◆ What you are asked to do: In the response, the entries must appear exactly as supplied.

*** Block opens ***

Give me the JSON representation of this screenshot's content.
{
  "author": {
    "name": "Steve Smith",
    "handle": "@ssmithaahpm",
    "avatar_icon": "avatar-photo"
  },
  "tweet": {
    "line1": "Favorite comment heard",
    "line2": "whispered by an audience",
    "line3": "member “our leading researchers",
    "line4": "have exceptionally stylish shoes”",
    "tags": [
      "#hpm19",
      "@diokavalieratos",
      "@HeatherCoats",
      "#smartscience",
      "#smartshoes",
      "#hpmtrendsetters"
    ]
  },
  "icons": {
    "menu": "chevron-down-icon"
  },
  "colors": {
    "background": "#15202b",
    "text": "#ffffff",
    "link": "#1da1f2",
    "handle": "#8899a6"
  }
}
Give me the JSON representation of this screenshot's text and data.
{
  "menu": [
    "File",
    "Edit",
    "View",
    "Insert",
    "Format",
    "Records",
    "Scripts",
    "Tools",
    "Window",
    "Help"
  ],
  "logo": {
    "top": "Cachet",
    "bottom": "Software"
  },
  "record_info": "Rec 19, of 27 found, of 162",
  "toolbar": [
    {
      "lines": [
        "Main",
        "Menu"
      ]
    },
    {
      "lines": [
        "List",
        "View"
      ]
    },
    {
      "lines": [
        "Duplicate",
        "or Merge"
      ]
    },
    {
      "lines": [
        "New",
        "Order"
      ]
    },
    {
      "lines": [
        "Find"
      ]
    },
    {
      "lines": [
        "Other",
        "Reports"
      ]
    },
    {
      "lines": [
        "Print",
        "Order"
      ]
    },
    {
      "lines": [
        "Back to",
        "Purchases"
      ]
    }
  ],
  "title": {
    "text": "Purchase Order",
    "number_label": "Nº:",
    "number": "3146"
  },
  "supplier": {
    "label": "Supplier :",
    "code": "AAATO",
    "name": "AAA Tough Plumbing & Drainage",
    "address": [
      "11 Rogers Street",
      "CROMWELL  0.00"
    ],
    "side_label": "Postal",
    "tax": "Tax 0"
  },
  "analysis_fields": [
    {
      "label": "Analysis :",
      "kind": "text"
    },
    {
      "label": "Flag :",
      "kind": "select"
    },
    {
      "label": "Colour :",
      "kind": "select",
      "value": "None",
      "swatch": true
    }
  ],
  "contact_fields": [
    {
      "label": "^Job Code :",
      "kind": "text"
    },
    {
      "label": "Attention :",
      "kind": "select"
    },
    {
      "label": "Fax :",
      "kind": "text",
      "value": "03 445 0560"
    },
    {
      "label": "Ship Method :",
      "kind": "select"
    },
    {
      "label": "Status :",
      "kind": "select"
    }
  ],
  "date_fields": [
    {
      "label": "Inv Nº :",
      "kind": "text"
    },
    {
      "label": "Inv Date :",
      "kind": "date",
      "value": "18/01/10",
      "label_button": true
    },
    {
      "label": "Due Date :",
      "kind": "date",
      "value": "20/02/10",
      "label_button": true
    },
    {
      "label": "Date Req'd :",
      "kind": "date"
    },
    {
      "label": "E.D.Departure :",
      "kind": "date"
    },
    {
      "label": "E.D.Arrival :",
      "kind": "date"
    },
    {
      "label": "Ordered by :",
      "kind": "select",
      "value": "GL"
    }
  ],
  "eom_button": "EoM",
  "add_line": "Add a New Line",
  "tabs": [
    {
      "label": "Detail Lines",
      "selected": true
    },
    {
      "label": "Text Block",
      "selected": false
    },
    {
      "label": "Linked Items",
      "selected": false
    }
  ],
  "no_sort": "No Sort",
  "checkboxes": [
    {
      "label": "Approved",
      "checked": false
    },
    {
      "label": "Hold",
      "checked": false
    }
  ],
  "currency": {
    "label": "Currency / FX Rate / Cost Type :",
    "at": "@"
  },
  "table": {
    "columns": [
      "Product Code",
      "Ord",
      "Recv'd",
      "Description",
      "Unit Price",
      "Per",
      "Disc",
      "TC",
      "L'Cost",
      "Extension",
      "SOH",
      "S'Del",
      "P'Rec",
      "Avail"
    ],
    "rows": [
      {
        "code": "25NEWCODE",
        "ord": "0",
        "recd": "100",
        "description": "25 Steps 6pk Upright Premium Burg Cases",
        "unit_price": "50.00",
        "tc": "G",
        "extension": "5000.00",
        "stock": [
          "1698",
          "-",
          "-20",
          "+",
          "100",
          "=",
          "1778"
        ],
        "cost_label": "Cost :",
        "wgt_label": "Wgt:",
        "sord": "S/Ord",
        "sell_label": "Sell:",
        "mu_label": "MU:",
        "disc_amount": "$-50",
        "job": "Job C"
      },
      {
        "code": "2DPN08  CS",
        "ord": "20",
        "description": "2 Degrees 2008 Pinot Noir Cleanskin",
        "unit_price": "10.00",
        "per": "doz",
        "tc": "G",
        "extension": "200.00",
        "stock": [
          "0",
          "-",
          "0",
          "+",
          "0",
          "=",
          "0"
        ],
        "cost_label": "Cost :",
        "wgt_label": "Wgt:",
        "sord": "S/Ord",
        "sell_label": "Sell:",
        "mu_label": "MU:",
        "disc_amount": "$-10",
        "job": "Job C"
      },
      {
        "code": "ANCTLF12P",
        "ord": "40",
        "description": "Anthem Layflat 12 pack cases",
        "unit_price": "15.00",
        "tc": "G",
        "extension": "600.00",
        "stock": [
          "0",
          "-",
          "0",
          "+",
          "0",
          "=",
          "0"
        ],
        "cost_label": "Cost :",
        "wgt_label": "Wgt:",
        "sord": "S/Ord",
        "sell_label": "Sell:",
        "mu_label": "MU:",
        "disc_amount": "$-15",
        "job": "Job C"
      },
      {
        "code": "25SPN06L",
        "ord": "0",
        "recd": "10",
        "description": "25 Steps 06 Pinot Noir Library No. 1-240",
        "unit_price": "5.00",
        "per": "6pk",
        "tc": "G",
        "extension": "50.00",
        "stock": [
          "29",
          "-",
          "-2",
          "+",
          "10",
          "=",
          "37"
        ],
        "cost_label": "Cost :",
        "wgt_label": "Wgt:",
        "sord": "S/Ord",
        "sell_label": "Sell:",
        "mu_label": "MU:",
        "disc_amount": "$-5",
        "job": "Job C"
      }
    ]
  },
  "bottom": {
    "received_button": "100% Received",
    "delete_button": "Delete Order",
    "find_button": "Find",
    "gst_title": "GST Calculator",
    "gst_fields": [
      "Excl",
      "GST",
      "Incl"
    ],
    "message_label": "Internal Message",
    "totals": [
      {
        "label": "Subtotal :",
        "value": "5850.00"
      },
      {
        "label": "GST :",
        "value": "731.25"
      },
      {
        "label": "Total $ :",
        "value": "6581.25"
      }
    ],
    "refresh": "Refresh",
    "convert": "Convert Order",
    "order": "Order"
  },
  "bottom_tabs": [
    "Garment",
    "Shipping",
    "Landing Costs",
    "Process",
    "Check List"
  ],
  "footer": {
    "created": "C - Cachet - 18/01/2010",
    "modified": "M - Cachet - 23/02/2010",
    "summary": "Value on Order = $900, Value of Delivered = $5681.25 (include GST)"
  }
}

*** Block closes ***

◆ Result for this task:
Give me the JSON representation of this screenshot's content.
{
  "author": {
    "name": "Steve Smith",
    "handle": "@ssmithaahpm",
    "avatar_icon": "avatar-photo"
  },
  "tweet": {
    "line1": "Favorite comment heard",
    "line2": "whispered by an audience",
    "line3": "member “our leading researchers",
    "line4": "have exceptionally stylish shoes”",
    "tags": [
      "#hpm19",
      "@diokavalieratos",
      "@HeatherCoats",
      "#smartscience",
      "#smartshoes",
      "#hpmtrendsetters"
    ]
  },
  "icons": {
    "menu": "chevron-down-icon"
  },
  "colors": {
    "background": "#15202b",
    "text": "#ffffff",
    "link": "#1da1f2",
    "handle": "#8899a6"
  }
}
Give me the JSON representation of this screenshot's text and data.
{
  "menu": [
    "File",
    "Edit",
    "View",
    "Insert",
    "Format",
    "Records",
    "Scripts",
    "Tools",
    "Window",
    "Help"
  ],
  "logo": {
    "top": "Cachet",
    "bottom": "Software"
  },
  "record_info": "Rec 19, of 27 found, of 162",
  "toolbar": [
    {
      "lines": [
        "Main",
        "Menu"
      ]
    },
    {
      "lines": [
        "List",
        "View"
      ]
    },
    {
      "lines": [
        "Duplicate",
        "or Merge"
      ]
    },
    {
      "lines": [
        "New",
        "Order"
      ]
    },
    {
      "lines": [
        "Find"
      ]
    },
    {
      "lines": [
        "Other",
        "Reports"
      ]
    },
    {
      "lines": [
        "Print",
        "Order"
      ]
    },
    {
      "lines": [
        "Back to",
        "Purchases"
      ]
    }
  ],
  "title": {
    "text": "Purchase Order",
    "number_label": "Nº:",
    "number": "3146"
  },
  "supplier": {
    "label": "Supplier :",
    "code": "AAATO",
    "name": "AAA Tough Plumbing & Drainage",
    "address": [
      "11 Rogers Street",
      "CROMWELL  0.00"
    ],
    "side_label": "Postal",
    "tax": "Tax 0"
  },
  "analysis_fields": [
    {
      "label": "Analysis :",
      "kind": "text"
    },
    {
      "label": "Flag :",
      "kind": "select"
    },
    {
      "label": "Colour :",
      "kind": "select",
      "value": "None",
      "swatch": true
    }
  ],
  "contact_fields": [
    {
      "label": "^Job Code :",
      "kind": "text"
    },
    {
      "label": "Attention :",
      "kind": "select"
    },
    {
      "label": "Fax :",
      "kind": "text",
      "value": "03 445 0560"
    },
    {
      "label": "Ship Method :",
      "kind": "select"
    },
    {
      "label": "Status :",
      "kind": "select"
    }
  ],
  "date_fields": [
    {
      "label": "Inv Nº :",
      "kind": "text"
    },
    {
      "label": "Inv Date :",
      "kind": "date",
      "value": "18/01/10",
      "label_button": true
    },
    {
      "label": "Due Date :",
      "kind": "date",
      "value": "20/02/10",
      "label_button": true
    },
    {
      "label": "Date Req'd :",
      "kind": "date"
    },
    {
      "label": "E.D.Departure :",
      "kind": "date"
    },
    {
      "label": "E.D.Arrival :",
      "kind": "date"
    },
    {
      "label": "Ordered by :",
      "kind": "select",
      "value": "GL"
    }
  ],
  "eom_button": "EoM",
  "add_line": "Add a New Line",
  "tabs": [
    {
      "label": "Detail Lines",
      "selected": true
    },
    {
      "label": "Text Block",
      "selected": false
    },
    {
      "label": "Linked Items",
      "selected": false
    }
  ],
  "no_sort": "No Sort",
  "checkboxes": [
    {
      "label": "Approved",
      "checked": false
    },
    {
      "label": "Hold",
      "checked": false
    }
  ],
  "currency": {
    "label": "Currency / FX Rate / Cost Type :",
    "at": "@"
  },
  "table": {
    "columns": [
      "Product Code",
      "Ord",
      "Recv'd",
      "Description",
      "Unit Price",
      "Per",
      "Disc",
      "TC",
      "L'Cost",
      "Extension",
      "SOH",
      "S'Del",
      "P'Rec",
      "Avail"
    ],
    "rows": [
      {
        "code": "25NEWCODE",
        "ord": "0",
        "recd": "100",
        "description": "25 Steps 6pk Upright Premium Burg Cases",
        "unit_price": "50.00",
        "tc": "G",
        "extension": "5000.00",
        "stock": [
          "1698",
          "-",
          "-20",
          "+",
          "100",
          "=",
          "1778"
        ],
        "cost_label": "Cost :",
        "wgt_label": "Wgt:",
        "sord": "S/Ord",
        "sell_label": "Sell:",
        "mu_label": "MU:",
        "disc_amount": "$-50",
        "job": "Job C"
      },
      {
        "code": "2DPN08  CS",
        "ord": "20",
        "description": "2 Degrees 2008 Pinot Noir Cleanskin",
        "unit_price": "10.00",
        "per": "doz",
        "tc": "G",
        "extension": "200.00",
        "stock": [
          "0",
          "-",
          "0",
          "+",
          "0",
          "=",
          "0"
        ],
        "cost_label": "Cost :",
        "wgt_label": "Wgt:",
        "sord": "S/Ord",
        "sell_label": "Sell:",
        "mu_label": "MU:",
        "disc_amount": "$-10",
        "job": "Job C"
      },
      {
        "code": "ANCTLF12P",
        "ord": "40",
        "description": "Anthem Layflat 12 pack cases",
        "unit_price": "15.00",
        "tc": "G",
        "extension": "600.00",
        "stock": [
          "0",
          "-",
          "0",
          "+",
          "0",
          "=",
          "0"
        ],
        "cost_label": "Cost :",
        "wgt_label": "Wgt:",
        "sord": "S/Ord",
        "sell_label": "Sell:",
        "mu_label": "MU:",
        "disc_amount": "$-15",
        "job": "Job C"
      },
      {
        "code": "25SPN06L",
        "ord": "0",
        "recd": "10",
        "description": "25 Steps 06 Pinot Noir Library No. 1-240",
        "unit_price": "5.00",
        "per": "6pk",
        "tc": "G",
        "extension": "50.00",
        "stock": [
          "29",
          "-",
          "-2",
          "+",
          "10",
          "=",
          "37"
        ],
        "cost_label": "Cost :",
        "wgt_label": "Wgt:",
        "sord": "S/Ord",
        "sell_label": "Sell:",
        "mu_label": "MU:",
        "disc_amount": "$-5",
        "job": "Job C"
      }
    ]
  },
  "bottom": {
    "received_button": "100% Received",
    "delete_button": "Delete Order",
    "find_button": "Find",
    "gst_title": "GST Calculator",
    "gst_fields": [
      "Excl",
      "GST",
      "Incl"
    ],
    "message_label": "Internal Message",
    "totals": [
      {
        "label": "Subtotal :",
        "value": "5850.00"
      },
      {
        "label": "GST :",
        "value": "731.25"
      },
      {
        "label": "Total $ :",
        "value": "6581.25"
      }
    ],
    "refresh": "Refresh",
    "convert": "Convert Order",
    "order": "Order"
  },
  "bottom_tabs": [
    "Garment",
    "Shipping",
    "Landing Costs",
    "Process",
    "Check List"
  ],
  "footer": {
    "created": "C - Cachet - 18/01/2010",
    "modified": "M - Cachet - 23/02/2010",
    "summary": "Value on Order = $900, Value of Delivered = $5681.25 (include GST)"
  }
}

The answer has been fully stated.